Excerpts from an interface dataset

++++++

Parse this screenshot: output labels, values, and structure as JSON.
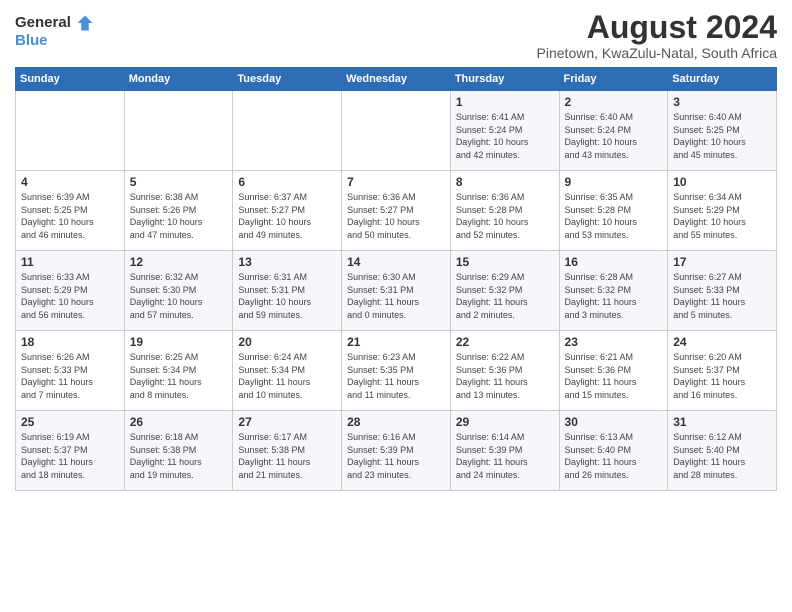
{
  "header": {
    "logo_general": "General",
    "logo_blue": "Blue",
    "title": "August 2024",
    "location": "Pinetown, KwaZulu-Natal, South Africa"
  },
  "calendar": {
    "weekdays": [
      "Sunday",
      "Monday",
      "Tuesday",
      "Wednesday",
      "Thursday",
      "Friday",
      "Saturday"
    ],
    "weeks": [
      [
        {
          "day": "",
          "info": ""
        },
        {
          "day": "",
          "info": ""
        },
        {
          "day": "",
          "info": ""
        },
        {
          "day": "",
          "info": ""
        },
        {
          "day": "1",
          "info": "Sunrise: 6:41 AM\nSunset: 5:24 PM\nDaylight: 10 hours\nand 42 minutes."
        },
        {
          "day": "2",
          "info": "Sunrise: 6:40 AM\nSunset: 5:24 PM\nDaylight: 10 hours\nand 43 minutes."
        },
        {
          "day": "3",
          "info": "Sunrise: 6:40 AM\nSunset: 5:25 PM\nDaylight: 10 hours\nand 45 minutes."
        }
      ],
      [
        {
          "day": "4",
          "info": "Sunrise: 6:39 AM\nSunset: 5:25 PM\nDaylight: 10 hours\nand 46 minutes."
        },
        {
          "day": "5",
          "info": "Sunrise: 6:38 AM\nSunset: 5:26 PM\nDaylight: 10 hours\nand 47 minutes."
        },
        {
          "day": "6",
          "info": "Sunrise: 6:37 AM\nSunset: 5:27 PM\nDaylight: 10 hours\nand 49 minutes."
        },
        {
          "day": "7",
          "info": "Sunrise: 6:36 AM\nSunset: 5:27 PM\nDaylight: 10 hours\nand 50 minutes."
        },
        {
          "day": "8",
          "info": "Sunrise: 6:36 AM\nSunset: 5:28 PM\nDaylight: 10 hours\nand 52 minutes."
        },
        {
          "day": "9",
          "info": "Sunrise: 6:35 AM\nSunset: 5:28 PM\nDaylight: 10 hours\nand 53 minutes."
        },
        {
          "day": "10",
          "info": "Sunrise: 6:34 AM\nSunset: 5:29 PM\nDaylight: 10 hours\nand 55 minutes."
        }
      ],
      [
        {
          "day": "11",
          "info": "Sunrise: 6:33 AM\nSunset: 5:29 PM\nDaylight: 10 hours\nand 56 minutes."
        },
        {
          "day": "12",
          "info": "Sunrise: 6:32 AM\nSunset: 5:30 PM\nDaylight: 10 hours\nand 57 minutes."
        },
        {
          "day": "13",
          "info": "Sunrise: 6:31 AM\nSunset: 5:31 PM\nDaylight: 10 hours\nand 59 minutes."
        },
        {
          "day": "14",
          "info": "Sunrise: 6:30 AM\nSunset: 5:31 PM\nDaylight: 11 hours\nand 0 minutes."
        },
        {
          "day": "15",
          "info": "Sunrise: 6:29 AM\nSunset: 5:32 PM\nDaylight: 11 hours\nand 2 minutes."
        },
        {
          "day": "16",
          "info": "Sunrise: 6:28 AM\nSunset: 5:32 PM\nDaylight: 11 hours\nand 3 minutes."
        },
        {
          "day": "17",
          "info": "Sunrise: 6:27 AM\nSunset: 5:33 PM\nDaylight: 11 hours\nand 5 minutes."
        }
      ],
      [
        {
          "day": "18",
          "info": "Sunrise: 6:26 AM\nSunset: 5:33 PM\nDaylight: 11 hours\nand 7 minutes."
        },
        {
          "day": "19",
          "info": "Sunrise: 6:25 AM\nSunset: 5:34 PM\nDaylight: 11 hours\nand 8 minutes."
        },
        {
          "day": "20",
          "info": "Sunrise: 6:24 AM\nSunset: 5:34 PM\nDaylight: 11 hours\nand 10 minutes."
        },
        {
          "day": "21",
          "info": "Sunrise: 6:23 AM\nSunset: 5:35 PM\nDaylight: 11 hours\nand 11 minutes."
        },
        {
          "day": "22",
          "info": "Sunrise: 6:22 AM\nSunset: 5:36 PM\nDaylight: 11 hours\nand 13 minutes."
        },
        {
          "day": "23",
          "info": "Sunrise: 6:21 AM\nSunset: 5:36 PM\nDaylight: 11 hours\nand 15 minutes."
        },
        {
          "day": "24",
          "info": "Sunrise: 6:20 AM\nSunset: 5:37 PM\nDaylight: 11 hours\nand 16 minutes."
        }
      ],
      [
        {
          "day": "25",
          "info": "Sunrise: 6:19 AM\nSunset: 5:37 PM\nDaylight: 11 hours\nand 18 minutes."
        },
        {
          "day": "26",
          "info": "Sunrise: 6:18 AM\nSunset: 5:38 PM\nDaylight: 11 hours\nand 19 minutes."
        },
        {
          "day": "27",
          "info": "Sunrise: 6:17 AM\nSunset: 5:38 PM\nDaylight: 11 hours\nand 21 minutes."
        },
        {
          "day": "28",
          "info": "Sunrise: 6:16 AM\nSunset: 5:39 PM\nDaylight: 11 hours\nand 23 minutes."
        },
        {
          "day": "29",
          "info": "Sunrise: 6:14 AM\nSunset: 5:39 PM\nDaylight: 11 hours\nand 24 minutes."
        },
        {
          "day": "30",
          "info": "Sunrise: 6:13 AM\nSunset: 5:40 PM\nDaylight: 11 hours\nand 26 minutes."
        },
        {
          "day": "31",
          "info": "Sunrise: 6:12 AM\nSunset: 5:40 PM\nDaylight: 11 hours\nand 28 minutes."
        }
      ]
    ]
  }
}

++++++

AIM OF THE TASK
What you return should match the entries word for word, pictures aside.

RESPONSE BELOW
Parse this screenshot: output labels, values, and structure as JSON.
{
  "header": {
    "logo_general": "General",
    "logo_blue": "Blue",
    "title": "August 2024",
    "location": "Pinetown, KwaZulu-Natal, South Africa"
  },
  "calendar": {
    "weekdays": [
      "Sunday",
      "Monday",
      "Tuesday",
      "Wednesday",
      "Thursday",
      "Friday",
      "Saturday"
    ],
    "weeks": [
      [
        {
          "day": "",
          "info": ""
        },
        {
          "day": "",
          "info": ""
        },
        {
          "day": "",
          "info": ""
        },
        {
          "day": "",
          "info": ""
        },
        {
          "day": "1",
          "info": "Sunrise: 6:41 AM\nSunset: 5:24 PM\nDaylight: 10 hours\nand 42 minutes."
        },
        {
          "day": "2",
          "info": "Sunrise: 6:40 AM\nSunset: 5:24 PM\nDaylight: 10 hours\nand 43 minutes."
        },
        {
          "day": "3",
          "info": "Sunrise: 6:40 AM\nSunset: 5:25 PM\nDaylight: 10 hours\nand 45 minutes."
        }
      ],
      [
        {
          "day": "4",
          "info": "Sunrise: 6:39 AM\nSunset: 5:25 PM\nDaylight: 10 hours\nand 46 minutes."
        },
        {
          "day": "5",
          "info": "Sunrise: 6:38 AM\nSunset: 5:26 PM\nDaylight: 10 hours\nand 47 minutes."
        },
        {
          "day": "6",
          "info": "Sunrise: 6:37 AM\nSunset: 5:27 PM\nDaylight: 10 hours\nand 49 minutes."
        },
        {
          "day": "7",
          "info": "Sunrise: 6:36 AM\nSunset: 5:27 PM\nDaylight: 10 hours\nand 50 minutes."
        },
        {
          "day": "8",
          "info": "Sunrise: 6:36 AM\nSunset: 5:28 PM\nDaylight: 10 hours\nand 52 minutes."
        },
        {
          "day": "9",
          "info": "Sunrise: 6:35 AM\nSunset: 5:28 PM\nDaylight: 10 hours\nand 53 minutes."
        },
        {
          "day": "10",
          "info": "Sunrise: 6:34 AM\nSunset: 5:29 PM\nDaylight: 10 hours\nand 55 minutes."
        }
      ],
      [
        {
          "day": "11",
          "info": "Sunrise: 6:33 AM\nSunset: 5:29 PM\nDaylight: 10 hours\nand 56 minutes."
        },
        {
          "day": "12",
          "info": "Sunrise: 6:32 AM\nSunset: 5:30 PM\nDaylight: 10 hours\nand 57 minutes."
        },
        {
          "day": "13",
          "info": "Sunrise: 6:31 AM\nSunset: 5:31 PM\nDaylight: 10 hours\nand 59 minutes."
        },
        {
          "day": "14",
          "info": "Sunrise: 6:30 AM\nSunset: 5:31 PM\nDaylight: 11 hours\nand 0 minutes."
        },
        {
          "day": "15",
          "info": "Sunrise: 6:29 AM\nSunset: 5:32 PM\nDaylight: 11 hours\nand 2 minutes."
        },
        {
          "day": "16",
          "info": "Sunrise: 6:28 AM\nSunset: 5:32 PM\nDaylight: 11 hours\nand 3 minutes."
        },
        {
          "day": "17",
          "info": "Sunrise: 6:27 AM\nSunset: 5:33 PM\nDaylight: 11 hours\nand 5 minutes."
        }
      ],
      [
        {
          "day": "18",
          "info": "Sunrise: 6:26 AM\nSunset: 5:33 PM\nDaylight: 11 hours\nand 7 minutes."
        },
        {
          "day": "19",
          "info": "Sunrise: 6:25 AM\nSunset: 5:34 PM\nDaylight: 11 hours\nand 8 minutes."
        },
        {
          "day": "20",
          "info": "Sunrise: 6:24 AM\nSunset: 5:34 PM\nDaylight: 11 hours\nand 10 minutes."
        },
        {
          "day": "21",
          "info": "Sunrise: 6:23 AM\nSunset: 5:35 PM\nDaylight: 11 hours\nand 11 minutes."
        },
        {
          "day": "22",
          "info": "Sunrise: 6:22 AM\nSunset: 5:36 PM\nDaylight: 11 hours\nand 13 minutes."
        },
        {
          "day": "23",
          "info": "Sunrise: 6:21 AM\nSunset: 5:36 PM\nDaylight: 11 hours\nand 15 minutes."
        },
        {
          "day": "24",
          "info": "Sunrise: 6:20 AM\nSunset: 5:37 PM\nDaylight: 11 hours\nand 16 minutes."
        }
      ],
      [
        {
          "day": "25",
          "info": "Sunrise: 6:19 AM\nSunset: 5:37 PM\nDaylight: 11 hours\nand 18 minutes."
        },
        {
          "day": "26",
          "info": "Sunrise: 6:18 AM\nSunset: 5:38 PM\nDaylight: 11 hours\nand 19 minutes."
        },
        {
          "day": "27",
          "info": "Sunrise: 6:17 AM\nSunset: 5:38 PM\nDaylight: 11 hours\nand 21 minutes."
        },
        {
          "day": "28",
          "info": "Sunrise: 6:16 AM\nSunset: 5:39 PM\nDaylight: 11 hours\nand 23 minutes."
        },
        {
          "day": "29",
          "info": "Sunrise: 6:14 AM\nSunset: 5:39 PM\nDaylight: 11 hours\nand 24 minutes."
        },
        {
          "day": "30",
          "info": "Sunrise: 6:13 AM\nSunset: 5:40 PM\nDaylight: 11 hours\nand 26 minutes."
        },
        {
          "day": "31",
          "info": "Sunrise: 6:12 AM\nSunset: 5:40 PM\nDaylight: 11 hours\nand 28 minutes."
        }
      ]
    ]
  }
}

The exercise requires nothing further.